Improve Your Health with Micronutrients
Examples of micronutrients include calcium, iron, magnesium, potassium, selenium, sodium, zinc, vitamins A, B6, B12, C, D, E, and K, as well as biotin, folic acid, niacin, pantothenic acid, riboflavin and thiamin. Phytochemicals, substances found in colorful fruits and vegetables that help boost performance and prevent disease, are also classified as micronutrients.
If there is a common characteristic of micronutrients, it's that the body can't produce most of them. (Exceptions are vitamin D, which can be synthesized by exposure to sunlight, vitamin K, and some B vitamins.) So they have to be obtained through food or from supplements.
While eating fresh, whole foods are the best way to get micronutrients in your diet, supplements can help fill gaps in a healthy nutrition plan in special cases.
Micronutrients by the Numbers
You may need a dietary supplement if you consume less than 1,600 calories a day. Some nutritionists suggest that less than 1,900 calories a day might indicate the need for certain supplements.
Percentage of the Recommended Daily Allowance of vitamin A provided by half a cup of carrots.
Percentage of the Recommended Daily Allowance of vitamin C provided by one red bell pepper.
How Micronutrients Work
Micronutrients are essential for most functions within the body, including resisting infection, increasing immunity, and repairing muscle tissue. Below are other ways micronutrients function in the body:
- Vitamins activate enzymes, which are proteins that trigger biological reactions in the body.
- Minerals, such as sodium and potassium, help control the balance of water in the body.
- Folic acid and vitamin B12 aid in blood cell production.
- Vitamins C and D help build and strengthen bones, cartilage, and connective tissue.
- Vitamin C is an antioxidant, which may protect the body against damage due to free radicals.
- Vitamin C and other micronutrients help boost metabolism.
- Micronutrients help fight disease.
“Phytochemicals (a type of micronutrient that has at least a thousand varieties) may act like antioxidants to help protect and regenerate essential nutrients and/or work to deactivate cancer-causing substances," says Amanda Carlson-Phillips, vice president of nutrition and research at Athletes' Performance. "Eating a variety of colorful, phytochemical-rich fruits and vegetables has been associated with a lower risk of some chronic diseases such as cancer and heart disease.”
Sources of Micronutrients

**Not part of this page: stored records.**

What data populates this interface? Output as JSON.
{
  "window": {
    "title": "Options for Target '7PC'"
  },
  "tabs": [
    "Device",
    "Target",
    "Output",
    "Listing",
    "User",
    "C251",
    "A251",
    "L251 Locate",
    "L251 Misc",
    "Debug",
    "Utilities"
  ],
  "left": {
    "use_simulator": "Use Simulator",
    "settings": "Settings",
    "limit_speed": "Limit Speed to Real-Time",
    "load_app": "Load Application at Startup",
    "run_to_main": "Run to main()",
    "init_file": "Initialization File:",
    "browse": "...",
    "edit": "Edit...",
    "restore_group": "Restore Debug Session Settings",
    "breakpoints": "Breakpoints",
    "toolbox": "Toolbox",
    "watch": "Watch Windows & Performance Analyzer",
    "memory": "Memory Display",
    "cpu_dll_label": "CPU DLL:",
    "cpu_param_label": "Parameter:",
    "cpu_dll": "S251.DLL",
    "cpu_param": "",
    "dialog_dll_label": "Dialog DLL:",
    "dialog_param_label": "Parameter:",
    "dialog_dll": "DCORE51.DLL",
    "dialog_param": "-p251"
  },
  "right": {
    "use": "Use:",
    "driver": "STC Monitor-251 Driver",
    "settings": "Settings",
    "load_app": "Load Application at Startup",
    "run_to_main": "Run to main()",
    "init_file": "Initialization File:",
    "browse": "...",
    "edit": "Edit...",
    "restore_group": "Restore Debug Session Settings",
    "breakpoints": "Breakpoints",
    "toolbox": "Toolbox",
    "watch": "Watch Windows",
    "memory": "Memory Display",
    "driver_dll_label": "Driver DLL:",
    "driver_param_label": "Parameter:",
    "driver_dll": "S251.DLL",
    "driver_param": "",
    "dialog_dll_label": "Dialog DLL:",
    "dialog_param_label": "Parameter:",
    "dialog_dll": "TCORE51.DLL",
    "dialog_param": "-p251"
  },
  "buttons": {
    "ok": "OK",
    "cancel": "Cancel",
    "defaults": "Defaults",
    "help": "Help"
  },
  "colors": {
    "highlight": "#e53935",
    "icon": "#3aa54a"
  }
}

The best sources of micronutrients, according to the Mayo Clinic, are whole foods, that contain more than one micronutrient. Oranges, for example, contain vitamin C, carotene, and calcium, just to name a few. The most nutritious and available whole foods are fruits, vegetables, and whole grains.

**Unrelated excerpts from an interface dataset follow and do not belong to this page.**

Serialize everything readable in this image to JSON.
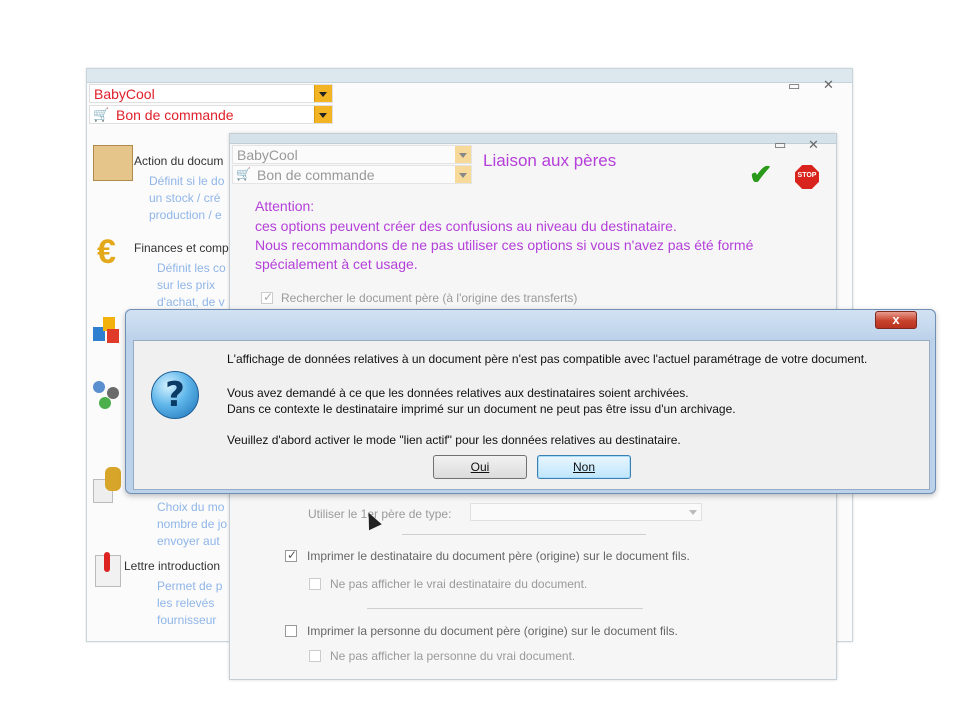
{
  "main_window": {
    "company": "BabyCool",
    "doc_type": "Bon de commande",
    "sections": [
      {
        "label": "Action du docum",
        "desc": [
          "Définit si le do",
          "un stock / cré",
          "production / e"
        ]
      },
      {
        "label": "Finances et comp",
        "desc": [
          "Définit les co",
          "sur les prix",
          "d'achat, de v"
        ]
      },
      {
        "label": "",
        "desc": [
          "Choix du mo",
          "nombre de jo",
          "envoyer aut"
        ]
      },
      {
        "label": "Lettre introduction",
        "desc": [
          "Permet de p",
          "les relevés",
          "fournisseur"
        ]
      }
    ],
    "icons": {
      "section1": "shelf-icon",
      "section2": "euro-icon",
      "section3": "blocks-icon",
      "section4": "network-icon",
      "section5": "money-icon",
      "section6": "letter-icon"
    }
  },
  "liaison_window": {
    "company": "BabyCool",
    "doc_type": "Bon de commande",
    "title": "Liaison aux pères",
    "attention_title": "Attention:",
    "attention_lines": [
      "ces options peuvent créer des confusions au niveau du destinataire.",
      "Nous recommandons de ne pas utiliser ces options si vous n'avez pas été formé",
      "spécialement à cet usage."
    ],
    "opt_search_parent": "Rechercher le document père (à l'origine des transferts)",
    "opt_use_parent_type": "Utiliser le 1er père de type:",
    "opt_print_recipient": "Imprimer le destinataire du document père (origine) sur le document fils.",
    "opt_hide_recipient": "Ne pas afficher le vrai destinataire du document.",
    "opt_print_person": "Imprimer la personne du document père (origine) sur le document fils.",
    "opt_hide_person": "Ne pas afficher la personne du vrai document."
  },
  "dialog": {
    "close_label": "x",
    "icon": "question-icon",
    "lines": [
      "L'affichage de données relatives à un document père n'est pas compatible avec l'actuel paramétrage de votre document.",
      "Vous avez demandé à ce que les données relatives aux destinataires soient archivées.",
      "Dans ce contexte le destinataire imprimé sur un document ne peut pas être issu d'un archivage.",
      "Veuillez d'abord activer le mode \"lien actif\" pour les données relatives au destinataire."
    ],
    "yes_label": "Oui",
    "no_label": "Non"
  },
  "colors": {
    "accent_orange": "#f3b423",
    "red": "#e0202a",
    "purple": "#b43fd9",
    "desc_blue": "#8fb5e8"
  }
}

Many people choose to use a supplement. However, there is a risk of oversupplementation. For example, too much vitamin C can cause urinary stones, an overdose of vitamin B6 can affect the nervous system, and too much preformed vitamin A can cause birth defects. Before taking a supplement, always consult your doctor.
Micronutrients and Athletes
Micronutrient supplements aren't always necessary and very few studies show improved performance. However, there are groups of exercisers and athletes who should consider micronutrient supplements because they are missing something due to the poor quality or consumption of food, prescribed medications, or per the requirements of their sport.
Athletes who participate in weight category sports, such as boxers, wrestlers, and weight lifters, as well as gymnasts and dancers, may be at risk for vitamin and mineral deficiencies, due to their limited food intake. Other, more evident athletes who might need supplements are vegetarians (possibly short on nonheme iron), women with no menstrual cycle (commonly low in calcium), and those who train and compete in extremely hot environments (possibly deficient in iron, zinc, magnesium).
If you're an athlete worried about low vitamin intake, consult with a registered dietitian with experience in sports nutrition and/or your doctor before making a decision regarding either vitamin or mineral supplementation.
- Amanda Carlson-Phillips, vice president of nutrition and research, Athletes’ Performance, Core Performance
- Asker Jeukendrup and Michael Gleeson, authors, Sport Nutrition, Human Kinetics Publishers, 2009
- Bill Misner, author, “Food Alone May Not Provide Sufficient Micronutrients for Preventing Deficiency,” Journal of the International Society of Sports Nutrition
- Biology Online
- Linus Pauling Center, Oregon State University
- MayoClinic.com, Dietary Supplements: Nutrition in a Pill?
- Meghann Whetstone, author, Micronutrients and in Sports Nutrition, PureHealthMD
- Pamela M. Nisevich, author, Training Tips for Vegetarian Athletes